MARKET STANDARD: The 'market standard' is 'Yes'. Before any other profits are allocated, the profits generated by temporary investments in cash equivalents are allocated 99/1 in accordance with capital contributions. Given 'just-in-time' capital calls and the fact that yield on temporary investments should ordinarily be counterbalanced by partnership expenses, the likelihood of idle funds investments playing a major role in the division of profits between the GP and LPs is remote.
- QUESTION: After idle funds profits have been allocated, how are profits and losses allocated (assuming a 20% carried interest)?
MARKET STANDARD: The 'market standard' is to that the first allocation is to reverse prior allocations so that each new period starts from ground zero (ignore the hurdle rate initially). Thus, if the fund is universally profitable through its life (or suffers losses in each period), there are no reversals. But, if there are losses in the early years allocated to capital accounts, then all subsequent profits are first allocated to reverse those losses by allocating the profits to the extent previously losses have been allocated; then and only then profits are allocated 80/20. This is a method of helping to insure that the 'claw back' procedure is less likely to be required.
An alternative system, championed by Bill Hewett at Reboul MacMurray, is the 'distribution drive' system. Under this system, the allocations to capital accounts are not separately stated but the distributions are described and monitored the way allocations previously were. That is, the GP is required to make distributions of available cash and liquid securities, and the allocations then follow necessarily how distributions are made. While the 'distribution drive' procedure has the virtue of simplicity, it is not yet a 'market standard' term, mainly because most practitioners do not fully understand it.
- QUESTION: Who is responsible for the expenses of the partnership?
MARKET STANDARD: The 'market standard' is that the GP is responsible for the salaries and benefits paid to the partnership's employees, as well as overhead and travel expenses. All other expenses, with the exceptions noted below, are allocated to the partnership itself, which means largely to the LPs since they put up the money. There are two types of potentially significant expenses which that are not susceptible to the imposition of a 'market standard', the first, being consultant's fees. Since, in buyout funds, a GP may go outside for significant surveys and modeling, consulting costs can mount into the hundreds of thousands of dollars. Therefore, consultants' fees are often a jump ball, sometimes the difference being narrowed by specifying the GP pays consultants unless it is clear the subject is an exotic specialty. The second is 'wet' and 'dry hole' costs, which are the legal, consulting and travel expenses associated with due diligence into and negotiating the terms of, an investment.
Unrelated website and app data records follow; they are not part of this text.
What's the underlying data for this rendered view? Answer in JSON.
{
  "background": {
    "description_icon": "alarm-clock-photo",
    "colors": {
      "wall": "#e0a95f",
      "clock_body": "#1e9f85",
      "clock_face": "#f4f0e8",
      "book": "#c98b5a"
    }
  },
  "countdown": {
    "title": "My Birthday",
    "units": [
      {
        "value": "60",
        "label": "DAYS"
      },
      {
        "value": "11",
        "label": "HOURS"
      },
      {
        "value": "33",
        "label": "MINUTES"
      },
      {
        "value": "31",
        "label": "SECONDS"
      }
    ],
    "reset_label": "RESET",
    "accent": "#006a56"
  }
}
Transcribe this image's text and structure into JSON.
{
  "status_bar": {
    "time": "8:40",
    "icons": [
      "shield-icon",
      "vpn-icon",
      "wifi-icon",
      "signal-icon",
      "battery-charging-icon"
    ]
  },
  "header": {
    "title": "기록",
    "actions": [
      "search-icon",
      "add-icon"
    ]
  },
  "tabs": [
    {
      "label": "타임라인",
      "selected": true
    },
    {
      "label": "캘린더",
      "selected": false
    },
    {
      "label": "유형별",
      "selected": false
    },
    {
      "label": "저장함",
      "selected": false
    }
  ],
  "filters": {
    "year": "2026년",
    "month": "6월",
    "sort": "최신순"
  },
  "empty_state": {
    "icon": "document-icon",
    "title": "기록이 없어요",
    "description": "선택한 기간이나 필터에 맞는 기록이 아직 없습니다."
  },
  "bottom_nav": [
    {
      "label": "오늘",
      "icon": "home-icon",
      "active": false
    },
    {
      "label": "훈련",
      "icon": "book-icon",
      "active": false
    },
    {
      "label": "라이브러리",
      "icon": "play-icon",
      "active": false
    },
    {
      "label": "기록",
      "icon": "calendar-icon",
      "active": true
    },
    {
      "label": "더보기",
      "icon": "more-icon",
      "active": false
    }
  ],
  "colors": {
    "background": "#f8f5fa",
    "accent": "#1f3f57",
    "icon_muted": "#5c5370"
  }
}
Note that there are a variety of ways these expenses can be allocated, sometimes quite subtly. Thus, if an investment is made, the consulting fees can be capitalized and added to the cost of the investment, which means that the LPs pick up the lion's share. Or, the partnership agreement can require that the GP absorb out of the management fee all consultant's expenses, under the theory that the GP was hired to know what it was doing in making investments. If the investment is a 'wet hole,' i.e., it is in fact made, the legal fees associated with that investment are usually the burden of the portfolio company, meaning that a significant portion of those legal fees are economically the responsibility of the fund. Some funds negotiate for the portfolio company to agree in advance to pay the expenses of the fund's evaluation and due diligence if the investment is not made, in which the case allocation between GPs and LPs is a moot point.
Certain expenses are often glossed over in the fund document and not fully negotiated, so there is no 'market standard'. If an expense is not negotiated, it is fairly certain that the partnership (i.e., the LPs) bear the expense, rather than the GP.